→ **INSTRUCTIONS TO FOLLOW**: Output the full set of records exactly.

Stored records
....
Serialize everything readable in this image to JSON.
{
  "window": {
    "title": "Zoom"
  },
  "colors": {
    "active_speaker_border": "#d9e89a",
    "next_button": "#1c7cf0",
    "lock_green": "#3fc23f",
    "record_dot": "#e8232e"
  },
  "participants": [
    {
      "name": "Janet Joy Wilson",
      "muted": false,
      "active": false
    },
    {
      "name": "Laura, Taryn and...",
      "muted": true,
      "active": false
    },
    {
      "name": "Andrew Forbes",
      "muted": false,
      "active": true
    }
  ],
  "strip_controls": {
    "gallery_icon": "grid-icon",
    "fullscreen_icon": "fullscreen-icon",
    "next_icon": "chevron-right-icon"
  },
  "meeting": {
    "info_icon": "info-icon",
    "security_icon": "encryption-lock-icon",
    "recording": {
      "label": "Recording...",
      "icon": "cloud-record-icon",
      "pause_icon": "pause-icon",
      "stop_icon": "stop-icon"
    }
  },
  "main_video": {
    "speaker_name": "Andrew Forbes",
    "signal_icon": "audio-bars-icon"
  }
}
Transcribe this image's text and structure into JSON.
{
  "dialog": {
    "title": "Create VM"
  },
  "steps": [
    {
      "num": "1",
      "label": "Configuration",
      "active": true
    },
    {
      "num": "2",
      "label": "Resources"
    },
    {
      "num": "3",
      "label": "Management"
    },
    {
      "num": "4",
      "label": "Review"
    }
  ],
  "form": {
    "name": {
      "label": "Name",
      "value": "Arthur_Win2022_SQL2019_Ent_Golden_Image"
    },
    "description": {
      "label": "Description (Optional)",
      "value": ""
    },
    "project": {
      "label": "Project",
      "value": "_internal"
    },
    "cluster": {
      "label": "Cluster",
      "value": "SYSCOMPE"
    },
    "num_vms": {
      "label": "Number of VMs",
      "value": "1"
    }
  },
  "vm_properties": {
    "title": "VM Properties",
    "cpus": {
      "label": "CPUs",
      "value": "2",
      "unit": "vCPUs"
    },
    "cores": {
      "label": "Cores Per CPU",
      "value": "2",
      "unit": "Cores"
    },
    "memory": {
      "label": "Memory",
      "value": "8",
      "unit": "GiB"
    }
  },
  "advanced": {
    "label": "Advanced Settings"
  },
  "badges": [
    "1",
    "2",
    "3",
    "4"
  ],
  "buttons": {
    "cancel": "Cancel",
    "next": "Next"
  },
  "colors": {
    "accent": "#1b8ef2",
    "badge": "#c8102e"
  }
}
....
→ **RESULT**:
Serialize everything readable in this image to JSON.
{
  "window": {
    "title": "Zoom"
  },
  "colors": {
    "active_speaker_border": "#d9e89a",
    "next_button": "#1c7cf0",
    "lock_green": "#3fc23f",
    "record_dot": "#e8232e"
  },
  "participants": [
    {
      "name": "Janet Joy Wilson",
      "muted": false,
      "active": false
    },
    {
      "name": "Laura, Taryn and...",
      "muted": true,
      "active": false
    },
    {
      "name": "Andrew Forbes",
      "muted": false,
      "active": true
    }
  ],
  "strip_controls": {
    "gallery_icon": "grid-icon",
    "fullscreen_icon": "fullscreen-icon",
    "next_icon": "chevron-right-icon"
  },
  "meeting": {
    "info_icon": "info-icon",
    "security_icon": "encryption-lock-icon",
    "recording": {
      "label": "Recording...",
      "icon": "cloud-record-icon",
      "pause_icon": "pause-icon",
      "stop_icon": "stop-icon"
    }
  },
  "main_video": {
    "speaker_name": "Andrew Forbes",
    "signal_icon": "audio-bars-icon"
  }
}
Transcribe this image's text and structure into JSON.
{
  "dialog": {
    "title": "Create VM"
  },
  "steps": [
    {
      "num": "1",
      "label": "Configuration",
      "active": true
    },
    {
      "num": "2",
      "label": "Resources"
    },
    {
      "num": "3",
      "label": "Management"
    },
    {
      "num": "4",
      "label": "Review"
    }
  ],
  "form": {
    "name": {
      "label": "Name",
      "value": "Arthur_Win2022_SQL2019_Ent_Golden_Image"
    },
    "description": {
      "label": "Description (Optional)",
      "value": ""
    },
    "project": {
      "label": "Project",
      "value": "_internal"
    },
    "cluster": {
      "label": "Cluster",
      "value": "SYSCOMPE"
    },
    "num_vms": {
      "label": "Number of VMs",
      "value": "1"
    }
  },
  "vm_properties": {
    "title": "VM Properties",
    "cpus": {
      "label": "CPUs",
      "value": "2",
      "unit": "vCPUs"
    },
    "cores": {
      "label": "Cores Per CPU",
      "value": "2",
      "unit": "Cores"
    },
    "memory": {
      "label": "Memory",
      "value": "8",
      "unit": "GiB"
    }
  },
  "advanced": {
    "label": "Advanced Settings"
  },
  "badges": [
    "1",
    "2",
    "3",
    "4"
  ],
  "buttons": {
    "cancel": "Cancel",
    "next": "Next"
  },
  "colors": {
    "accent": "#1b8ef2",
    "badge": "#c8102e"
  }
}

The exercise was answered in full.